CONTRIBUTOR: Irvine, Steven [faculty advisor, Department of Biological Sciences] DATE: 2006 SUBJECT: Biology FORMAT: Microsoft Word document, 4,143,616 bytes FORMAT: Microsoft PowerPoint presentation, 9,127,936 bytes 2006 URI Senior Honors Project


Ciona; ascidian; gene expression; Distal-less; homeobox
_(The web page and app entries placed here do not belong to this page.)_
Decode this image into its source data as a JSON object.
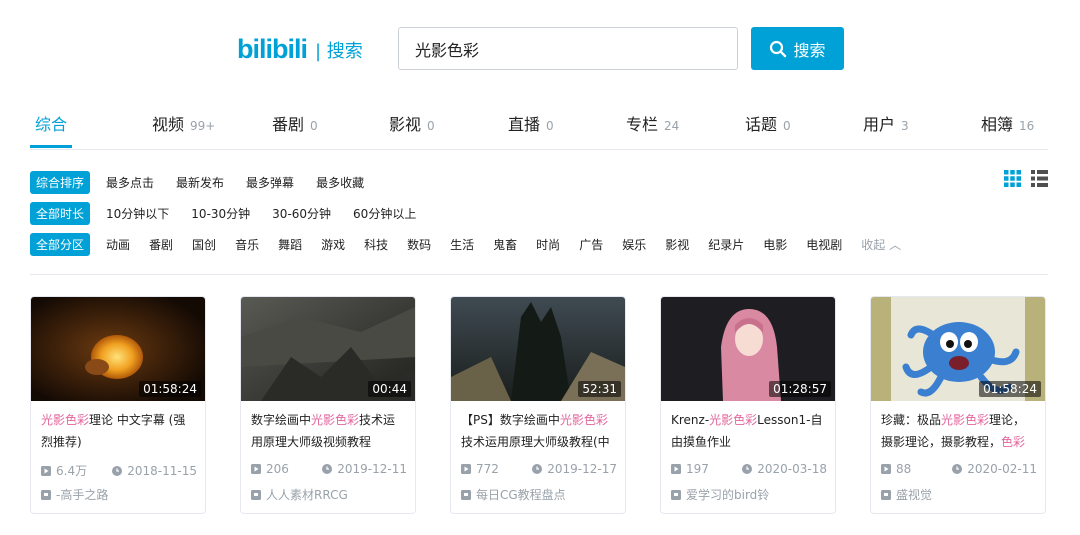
{
  "header": {
    "logo": "bilibili",
    "logo_suffix": "| 搜索",
    "search_value": "光影色彩",
    "search_button": "搜索"
  },
  "tabs": [
    {
      "label": "综合",
      "count": ""
    },
    {
      "label": "视频",
      "count": "99+"
    },
    {
      "label": "番剧",
      "count": "0"
    },
    {
      "label": "影视",
      "count": "0"
    },
    {
      "label": "直播",
      "count": "0"
    },
    {
      "label": "专栏",
      "count": "24"
    },
    {
      "label": "话题",
      "count": "0"
    },
    {
      "label": "用户",
      "count": "3"
    },
    {
      "label": "相簿",
      "count": "16"
    }
  ],
  "filters": {
    "sort": {
      "selected": "综合排序",
      "options": [
        "最多点击",
        "最新发布",
        "最多弹幕",
        "最多收藏"
      ]
    },
    "duration": {
      "selected": "全部时长",
      "options": [
        "10分钟以下",
        "10-30分钟",
        "30-60分钟",
        "60分钟以上"
      ]
    },
    "zone": {
      "selected": "全部分区",
      "options": [
        "动画",
        "番剧",
        "国创",
        "音乐",
        "舞蹈",
        "游戏",
        "科技",
        "数码",
        "生活",
        "鬼畜",
        "时尚",
        "广告",
        "娱乐",
        "影视",
        "纪录片",
        "电影",
        "电视剧"
      ],
      "collapse": "收起"
    }
  },
  "videos": [
    {
      "title_pre": "",
      "title_hl": "光影色彩",
      "title_post": "理论 中文字幕 (强烈推荐)",
      "duration": "01:58:24",
      "views": "6.4万",
      "date": "2018-11-15",
      "uploader": "-高手之路"
    },
    {
      "title_pre": "数字绘画中",
      "title_hl": "光影色彩",
      "title_post": "技术运用原理大师级视频教程",
      "duration": "00:44",
      "views": "206",
      "date": "2019-12-11",
      "uploader": "人人素材RRCG"
    },
    {
      "title_pre": "【PS】数字绘画中",
      "title_hl": "光影色彩",
      "title_post": "技术运用原理大师级教程(中",
      "duration": "52:31",
      "views": "772",
      "date": "2019-12-17",
      "uploader": "每日CG教程盘点"
    },
    {
      "title_pre": "Krenz-",
      "title_hl": "光影色彩",
      "title_post": "Lesson1-自由摸鱼作业",
      "duration": "01:28:57",
      "views": "197",
      "date": "2020-03-18",
      "uploader": "爱学习的bird铃"
    },
    {
      "title_pre": "珍藏：极品",
      "title_hl": "光影色彩",
      "title_post": "理论，摄影理论，摄影教程，",
      "title_hl2": "色彩",
      "duration": "01:58:24",
      "views": "88",
      "date": "2020-02-11",
      "uploader": "盛视觉"
    }
  ],
  "colors": {
    "accent": "#00a1d6",
    "highlight": "#e3659c",
    "muted": "#99a2aa"
  }
}
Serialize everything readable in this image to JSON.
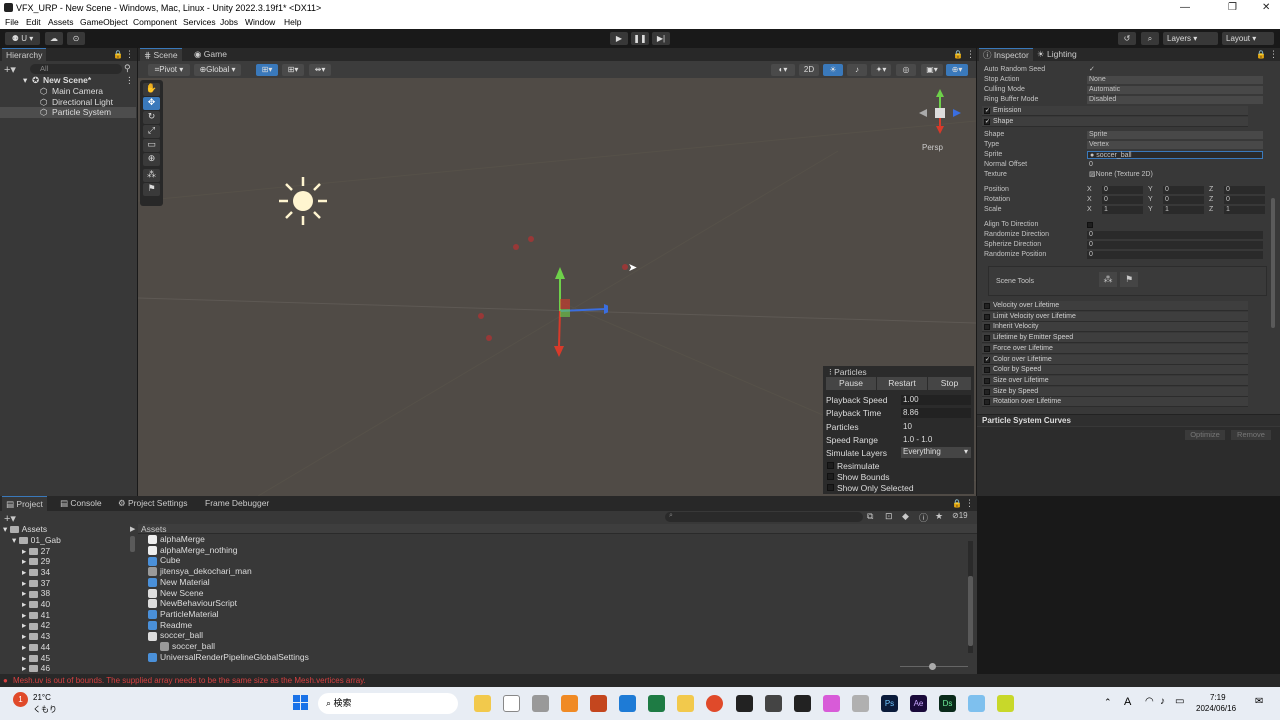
{
  "window": {
    "title": "VFX_URP - New Scene - Windows, Mac, Linux - Unity 2022.3.19f1* <DX11>"
  },
  "menu": [
    "File",
    "Edit",
    "Assets",
    "GameObject",
    "Component",
    "Services",
    "Jobs",
    "Window",
    "Help"
  ],
  "toolbar": {
    "account": "U",
    "layers": "Layers",
    "layout": "Layout"
  },
  "hierarchy": {
    "tab": "Hierarchy",
    "search": "All",
    "scene": "New Scene*",
    "items": [
      "Main Camera",
      "Directional Light",
      "Particle System"
    ]
  },
  "scene": {
    "tabs": [
      "Scene",
      "Game"
    ],
    "pivot": "Pivot",
    "global": "Global",
    "mode2d": "2D",
    "persp": "Persp"
  },
  "particles": {
    "title": "Particles",
    "buttons": [
      "Pause",
      "Restart",
      "Stop"
    ],
    "rows": [
      {
        "label": "Playback Speed",
        "value": "1.00"
      },
      {
        "label": "Playback Time",
        "value": "8.86"
      },
      {
        "label": "Particles",
        "value": "10"
      },
      {
        "label": "Speed Range",
        "value": "1.0 - 1.0"
      },
      {
        "label": "Simulate Layers",
        "value": "Everything"
      }
    ],
    "checks": [
      "Resimulate",
      "Show Bounds",
      "Show Only Selected"
    ]
  },
  "inspector": {
    "tabs": [
      "Inspector",
      "Lighting"
    ],
    "props_top": [
      {
        "label": "Auto Random Seed",
        "value": "✓"
      },
      {
        "label": "Stop Action",
        "value": "None"
      },
      {
        "label": "Culling Mode",
        "value": "Automatic"
      },
      {
        "label": "Ring Buffer Mode",
        "value": "Disabled"
      }
    ],
    "module_emission": "Emission",
    "module_shape": "Shape",
    "shape_props": [
      {
        "label": "Shape",
        "value": "Sprite"
      },
      {
        "label": "Type",
        "value": "Vertex"
      },
      {
        "label": "Sprite",
        "value": "soccer_ball"
      },
      {
        "label": "Normal Offset",
        "value": "0"
      },
      {
        "label": "Texture",
        "value": "None (Texture 2D)"
      }
    ],
    "transform": [
      {
        "label": "Position",
        "x": "0",
        "y": "0",
        "z": "0"
      },
      {
        "label": "Rotation",
        "x": "0",
        "y": "0",
        "z": "0"
      },
      {
        "label": "Scale",
        "x": "1",
        "y": "1",
        "z": "1"
      }
    ],
    "dir_props": [
      {
        "label": "Align To Direction",
        "value": ""
      },
      {
        "label": "Randomize Direction",
        "value": "0"
      },
      {
        "label": "Spherize Direction",
        "value": "0"
      },
      {
        "label": "Randomize Position",
        "value": "0"
      }
    ],
    "scene_tools": "Scene Tools",
    "modules": [
      {
        "label": "Velocity over Lifetime",
        "checked": false
      },
      {
        "label": "Limit Velocity over Lifetime",
        "checked": false
      },
      {
        "label": "Inherit Velocity",
        "checked": false
      },
      {
        "label": "Lifetime by Emitter Speed",
        "checked": false
      },
      {
        "label": "Force over Lifetime",
        "checked": false
      },
      {
        "label": "Color over Lifetime",
        "checked": true
      },
      {
        "label": "Color by Speed",
        "checked": false
      },
      {
        "label": "Size over Lifetime",
        "checked": false
      },
      {
        "label": "Size by Speed",
        "checked": false
      },
      {
        "label": "Rotation over Lifetime",
        "checked": false
      }
    ],
    "curves_title": "Particle System Curves",
    "optimize": "Optimize",
    "remove": "Remove"
  },
  "project": {
    "tabs": [
      "Project",
      "Console",
      "Project Settings",
      "Frame Debugger"
    ],
    "tree_root": "Assets",
    "tree_folder": "01_Gab",
    "tree_items": [
      "27",
      "29",
      "34",
      "37",
      "38",
      "40",
      "41",
      "42",
      "43",
      "44",
      "45",
      "46"
    ],
    "assets_header": "Assets",
    "assets": [
      {
        "name": "alphaMerge",
        "icon": "#eeeeee"
      },
      {
        "name": "alphaMerge_nothing",
        "icon": "#eeeeee"
      },
      {
        "name": "Cube",
        "icon": "#4a90d9"
      },
      {
        "name": "jitensya_dekochari_man",
        "icon": "#9a9a9a"
      },
      {
        "name": "New Material",
        "icon": "#4a90d9"
      },
      {
        "name": "New Scene",
        "icon": "#dddddd"
      },
      {
        "name": "NewBehaviourScript",
        "icon": "#dddddd"
      },
      {
        "name": "ParticleMaterial",
        "icon": "#4a90d9"
      },
      {
        "name": "Readme",
        "icon": "#4a90d9"
      },
      {
        "name": "soccer_ball",
        "icon": "#dddddd"
      },
      {
        "name": "soccer_ball",
        "icon": "#9a9a9a"
      },
      {
        "name": "UniversalRenderPipelineGlobalSettings",
        "icon": "#4a90d9"
      }
    ],
    "count": "19"
  },
  "status": {
    "error": "Mesh.uv is out of bounds. The supplied array needs to be the same size as the Mesh.vertices array."
  },
  "taskbar": {
    "weather_temp": "21°C",
    "weather_desc": "くもり",
    "search": "検索",
    "time": "7:19",
    "date": "2024/06/16",
    "ime": "A"
  },
  "colors": {
    "accent": "#3a79bb",
    "scene_bg": "#504b46",
    "error": "#d84040"
  }
}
Several homeobox-containing genes related to Distal-less (Dlx/Dll) have been isolated from a wide variety of organisms and have been shown to function as developmental regulators. In Drosophila only one Distal-less gene has been identified so far, and in vertebrates many components of the Distal-less family have been characterized. This suggests that, during the evolution of the Chordate phylum, the Dlx genes arose from an ancestral Distal-less gene via gene duplication. Three Dll homeoboxes have been isolated from the protochordate Ciona intestinalis and their clustered arrangement has been described. Since Ciona is regarded as one of the most primitive extant chordates, the present analysis gives us an insight into how these fundamental biological genes are evolved or are conserved during chordate evolution. The goal of this project was to clone coding sequences from the DllA/DllB cluster of Ciona intestinalis in order to observe the gene expression using in situ hybridization. During my study of DllA and DllB genes in Ciona, I used various techniques including PCR, restriction digest, sticky-end ligation, and transformation, to obtain cDNA from each gene. These cDNAs, DNA copies of the mRNA sequences, were used to create digoxigenin-labeled antisense RNA probes by in vitro transcription with T7 RNA polymerase. The in-situ hybridization documented gene expression in the epithelial cells and neural tissue, which is consistent with the expression patterns found in other species. The DllA probe was expressed in the anterior epithelial tissue in mid-tail stage embryos, on the adhesive papillae of late-tail stage embryos, and the bilateral primordia of the atrial siphon of larvae. DllB probe in blastula through early tail stages showed expression patterns in epidermal and neuroectodermal cells.